Today, Brother John Parker spoke to BYU-Idaho students about “Lighting the World” in his devotional address.
Use the Season to Emulate Christ
Parker is a faculty member in the Religious Education Department at BYU-Idaho. He started his devotional by expressing how his perspective about Christmas creeping into November has changed. He admitted it used to annoy him. But now he sees it as the world getting more excited for the birth of Christ.
“I hope that every time we see a Christmas light, we remember Him,” Parker said. “If we allow them to, every decoration we see can help us keep our sacrament covenant to remember the Savior.”
Parker then shared how Christ is our perfect example of spreading light to the world. And a great lesson we can take from the life of Jesus Christ is to have more compassion.
“It is to recognize that all of us may have some unique challenges, but we also have a lot of gifts and a lot of good to give to the world,” Parker said in an interview with BYU-Idaho Radio.
Become as a Child
Children are a great example of seeing others with compassion.
Parker recalled when he was a young father, he would take his children to McDonald's and he would be watching them play. Then a few minutes later they would come running back holding hands with another child and say, “This is my new friend, can you write down her number?” and within minutes they would have a new best friend.
“Yet I am sitting two feet from their father and never even mentioned a word to him,” he said. “And I am in my own world and not looking around and not seeing opportunities to be a friend and opportunities to reach out. I’m trying to help us to focus and to look with love, maybe the way a child does.”
Another story Parker shared, was a time when his family decided to donate blankets to a homeless shelter.
All the children picked out a blanket to take to the shelter, and his oldest daughter picked a very special blanket.
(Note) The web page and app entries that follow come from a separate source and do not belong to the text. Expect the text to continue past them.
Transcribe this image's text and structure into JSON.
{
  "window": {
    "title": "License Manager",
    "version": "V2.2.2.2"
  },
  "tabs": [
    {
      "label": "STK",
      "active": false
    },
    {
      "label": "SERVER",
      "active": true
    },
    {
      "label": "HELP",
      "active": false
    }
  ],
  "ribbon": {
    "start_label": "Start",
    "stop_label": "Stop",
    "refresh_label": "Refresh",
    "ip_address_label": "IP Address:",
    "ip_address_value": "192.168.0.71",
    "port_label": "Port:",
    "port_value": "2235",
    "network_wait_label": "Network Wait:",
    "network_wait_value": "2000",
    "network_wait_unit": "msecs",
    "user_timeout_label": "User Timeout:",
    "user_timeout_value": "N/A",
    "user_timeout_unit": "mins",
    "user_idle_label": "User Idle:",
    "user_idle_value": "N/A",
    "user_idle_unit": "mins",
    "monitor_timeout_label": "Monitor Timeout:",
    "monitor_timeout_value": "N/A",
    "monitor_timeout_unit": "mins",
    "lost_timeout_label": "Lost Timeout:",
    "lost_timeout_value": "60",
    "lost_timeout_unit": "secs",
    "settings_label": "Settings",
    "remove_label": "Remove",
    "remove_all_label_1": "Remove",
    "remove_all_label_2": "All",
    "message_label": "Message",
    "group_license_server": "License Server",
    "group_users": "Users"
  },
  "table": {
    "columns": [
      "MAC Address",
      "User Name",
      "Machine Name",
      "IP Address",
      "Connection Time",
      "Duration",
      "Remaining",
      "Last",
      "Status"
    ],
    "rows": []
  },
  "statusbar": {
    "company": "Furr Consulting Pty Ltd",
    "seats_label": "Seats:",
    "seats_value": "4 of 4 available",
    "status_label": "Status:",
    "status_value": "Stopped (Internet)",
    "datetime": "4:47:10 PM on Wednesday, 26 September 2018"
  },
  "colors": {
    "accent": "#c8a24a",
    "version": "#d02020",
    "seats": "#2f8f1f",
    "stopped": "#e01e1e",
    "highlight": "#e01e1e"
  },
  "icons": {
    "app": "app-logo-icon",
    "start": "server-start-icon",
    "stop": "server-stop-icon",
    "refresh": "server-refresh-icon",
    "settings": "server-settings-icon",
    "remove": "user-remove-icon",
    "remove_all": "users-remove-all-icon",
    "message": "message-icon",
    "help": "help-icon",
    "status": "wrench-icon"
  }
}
The one Brother Parker and his wife wrapped her in when they took her home from the hospital.
When the family went to donate the blankets, his daughter hesitated. When they offered to donate a different blanket, she looked at the other children in the shelter and said, “If I was one of those girls in that room, I would want this blanket,” she said. “This one is the warmest and most cuddly.”
She then placed the blanket on the donation desk and walked away sobbing.
Small Acts of Service
Providing a service to others doesn’t always have to be a big thing, Parker shared in his address. A smile is also a good way to spread some love.
He shared how one study found that one smile can generate the same stimulations in the brain as 2,000 bars of chocolate.
“I would love to be in that study,” Parker said laughing. “Smiles and chocolate
Parker challenged each student to remember to Light the World and go smiling, lifting and serving others more than ever before.